Following a dinner of EU foreign ministers yesterday (23 May), contradictory statements were made regarding Croatia's last few miles on the road to EU accession.
Only a few ministers spoke to the press following the discussions, which concluded without joint conclusions, the Croatian news agency HINA reported.
Mikulas Dzurinda, foreign minister of Slovakia, a country that strongly supports Croatia's accession, gave no clear answer when asked about Zagreb's chances of completing talks by the end of Hungary's EU presidency on 30 June.
He said he would personally "like that", but that Enlargement Commissioner Štefan Füle had just received a lot of new information from Zagreb which would take time to analyse.
"I am quite satisfied, as the discussion was open and constructive," Dzurinda was quoted as saying. "Everyone knows that meeting the criteria is crucial, and Commissioner Füle's report was quite optimistic, so I am confident that Croatia will cross the last metres of this long race."

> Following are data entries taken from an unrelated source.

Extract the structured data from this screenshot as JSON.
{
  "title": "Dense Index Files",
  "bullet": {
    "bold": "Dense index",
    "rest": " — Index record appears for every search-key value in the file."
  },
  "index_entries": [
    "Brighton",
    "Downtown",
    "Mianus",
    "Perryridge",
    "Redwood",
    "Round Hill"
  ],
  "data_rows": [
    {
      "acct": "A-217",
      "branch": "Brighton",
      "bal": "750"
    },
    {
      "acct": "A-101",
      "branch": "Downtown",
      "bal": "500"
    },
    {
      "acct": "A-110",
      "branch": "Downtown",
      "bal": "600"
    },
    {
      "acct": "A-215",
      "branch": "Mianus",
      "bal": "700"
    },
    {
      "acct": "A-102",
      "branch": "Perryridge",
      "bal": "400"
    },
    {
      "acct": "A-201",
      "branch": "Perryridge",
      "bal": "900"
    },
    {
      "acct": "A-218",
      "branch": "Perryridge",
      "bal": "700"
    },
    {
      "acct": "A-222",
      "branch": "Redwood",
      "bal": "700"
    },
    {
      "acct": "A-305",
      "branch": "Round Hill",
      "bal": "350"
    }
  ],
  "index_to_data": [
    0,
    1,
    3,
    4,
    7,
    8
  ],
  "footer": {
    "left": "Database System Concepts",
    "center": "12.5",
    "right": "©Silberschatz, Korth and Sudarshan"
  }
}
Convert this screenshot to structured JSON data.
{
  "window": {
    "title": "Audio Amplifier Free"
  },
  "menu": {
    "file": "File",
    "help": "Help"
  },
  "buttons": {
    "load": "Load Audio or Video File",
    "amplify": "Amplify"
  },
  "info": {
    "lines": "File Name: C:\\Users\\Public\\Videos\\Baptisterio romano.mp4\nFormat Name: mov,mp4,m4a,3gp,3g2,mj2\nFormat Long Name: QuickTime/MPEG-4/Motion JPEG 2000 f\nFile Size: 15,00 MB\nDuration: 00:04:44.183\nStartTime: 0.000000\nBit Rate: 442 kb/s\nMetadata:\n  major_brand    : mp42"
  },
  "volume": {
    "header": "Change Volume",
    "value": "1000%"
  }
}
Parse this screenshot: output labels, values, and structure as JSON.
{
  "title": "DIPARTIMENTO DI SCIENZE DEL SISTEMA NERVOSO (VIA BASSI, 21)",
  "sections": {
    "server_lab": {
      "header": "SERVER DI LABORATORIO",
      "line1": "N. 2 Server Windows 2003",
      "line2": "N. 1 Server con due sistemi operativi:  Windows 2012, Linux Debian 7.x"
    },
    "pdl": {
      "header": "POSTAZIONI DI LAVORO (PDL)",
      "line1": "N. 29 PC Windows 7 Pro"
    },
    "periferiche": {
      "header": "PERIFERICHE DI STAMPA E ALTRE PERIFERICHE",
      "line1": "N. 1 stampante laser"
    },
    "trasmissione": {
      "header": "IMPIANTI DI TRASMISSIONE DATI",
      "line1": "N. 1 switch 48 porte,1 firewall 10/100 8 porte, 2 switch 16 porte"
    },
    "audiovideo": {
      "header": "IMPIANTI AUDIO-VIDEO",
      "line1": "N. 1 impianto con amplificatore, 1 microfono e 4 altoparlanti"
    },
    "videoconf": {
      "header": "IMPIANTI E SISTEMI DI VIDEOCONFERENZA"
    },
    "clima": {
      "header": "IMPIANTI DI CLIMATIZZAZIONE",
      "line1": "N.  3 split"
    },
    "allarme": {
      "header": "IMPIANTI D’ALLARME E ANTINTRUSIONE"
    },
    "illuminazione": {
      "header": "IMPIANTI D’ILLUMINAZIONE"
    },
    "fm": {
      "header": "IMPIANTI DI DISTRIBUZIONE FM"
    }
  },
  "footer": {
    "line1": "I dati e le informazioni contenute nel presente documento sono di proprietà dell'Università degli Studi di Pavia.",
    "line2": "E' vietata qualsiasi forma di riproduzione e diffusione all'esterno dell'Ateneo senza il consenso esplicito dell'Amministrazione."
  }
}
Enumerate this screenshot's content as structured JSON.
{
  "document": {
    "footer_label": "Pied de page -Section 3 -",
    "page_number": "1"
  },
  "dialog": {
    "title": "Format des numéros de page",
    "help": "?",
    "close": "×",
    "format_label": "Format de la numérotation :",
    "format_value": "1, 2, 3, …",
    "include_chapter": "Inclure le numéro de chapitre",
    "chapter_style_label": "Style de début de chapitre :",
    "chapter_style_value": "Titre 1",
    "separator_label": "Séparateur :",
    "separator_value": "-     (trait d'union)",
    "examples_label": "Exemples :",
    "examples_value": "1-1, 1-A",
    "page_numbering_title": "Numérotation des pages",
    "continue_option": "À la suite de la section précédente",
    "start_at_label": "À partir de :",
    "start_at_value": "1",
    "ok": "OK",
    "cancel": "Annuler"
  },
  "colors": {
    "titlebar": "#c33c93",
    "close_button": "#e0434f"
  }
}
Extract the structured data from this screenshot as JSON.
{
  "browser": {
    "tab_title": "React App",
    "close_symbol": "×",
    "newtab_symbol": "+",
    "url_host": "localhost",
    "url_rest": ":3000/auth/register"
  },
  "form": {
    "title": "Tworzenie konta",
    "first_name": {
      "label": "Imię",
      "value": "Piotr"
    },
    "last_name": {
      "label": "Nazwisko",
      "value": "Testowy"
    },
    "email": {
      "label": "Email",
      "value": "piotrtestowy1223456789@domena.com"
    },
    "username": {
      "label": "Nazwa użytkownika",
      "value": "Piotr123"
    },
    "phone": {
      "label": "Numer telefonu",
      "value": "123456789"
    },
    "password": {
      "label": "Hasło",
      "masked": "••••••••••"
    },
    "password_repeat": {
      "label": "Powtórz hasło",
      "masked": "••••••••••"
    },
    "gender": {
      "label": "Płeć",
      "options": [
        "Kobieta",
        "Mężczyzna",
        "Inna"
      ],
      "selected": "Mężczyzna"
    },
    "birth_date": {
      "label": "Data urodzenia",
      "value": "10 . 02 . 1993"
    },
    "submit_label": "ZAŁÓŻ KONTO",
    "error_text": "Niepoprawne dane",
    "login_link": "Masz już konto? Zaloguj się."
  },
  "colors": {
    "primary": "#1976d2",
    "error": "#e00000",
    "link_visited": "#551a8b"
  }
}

Regarding a possible accession date, Dzurinda said this was not the most important issue at the moment. The most important thing was to cross the final few metres, he said.
Monitoring mechanism could postpone accession
Dutch Foreign Minister Uri Rosenthal said his country advocated introducing "an additional mechanism" to monitor Croatia's commitments.
"We are waiting for the Commission to release in the coming weeks a solid progress report. I think it would be good to introduce a monitoring mechanism in the period between the completion of the negotiations and accession," Rosenthal was quoted as saying.
Commissioner Füle has so far opposed introducing a mechanism to monitor Croatia's compliance with EU rules after it has officially joined the bloc. A similar mechanism was imposed on Romania and Bulgaria when they joined in 2007.
This time, it looks that the mechanism, which is reportedly also favoured by France and the UK, would accompany the period between Croatia's final accession talks and its actual EU entry. According to recent experience, a two-year period elapses between such milestones.
According to unnamed sources quoted by HINA, France suggested monitoring Croatia's EU progress after accession but its European affairs minister, Laurent Wauquiez, denied the claims.
Asked how the mechanism would work in practice, Wauquiez would not go into detail, saying it was a proposal that needed the approval of all member countries.
The objective is to define the points which require supervision, for example the training of judges or respect for competition policy rules, which is not limited to the 'Judiciary and Fundamental Rights' negotiation chapter, he said.
If it is established that obligations are not being honoured, Croatia's EU accession could be postponed, he said.
Schengen with 'new protection'?
Wauquiez also disclosed his country's plans to reform the management of the Schengen borderless area. Following pressure from France, Bulgaria and Romania were recently denied Schengen accession, despite having fulfilled the technical criteria.
"In the future, France wants entry to the Schengen area, within which there are no border controls, not to depend only on technical criteria. France also wants the Schengen Treaty to include a protection clause for better crisis management," he was quoted as saying.
Swedish Foreign Minister Carl Bildt said he personally saw no need to introduce a monitoring instrument for Croatia and expressed hope that the country's EU talks would end in the near future.
The most optimistic statement was made by Italian Foreign Minister Franco Frattini, who said Croatia would be ready to complete accession negotiations by the end of the Hungarian EU Presidency. Frattini expressed confidence that an accession treaty could be signed in early autumn.
The Croatian Times quoted EU diplomats as saying that the European Commission wanted Croatia to join the EU as its 28th member on 1 July 2013.
The ommission should use that date in planning the EU budget, the daily newspaper said.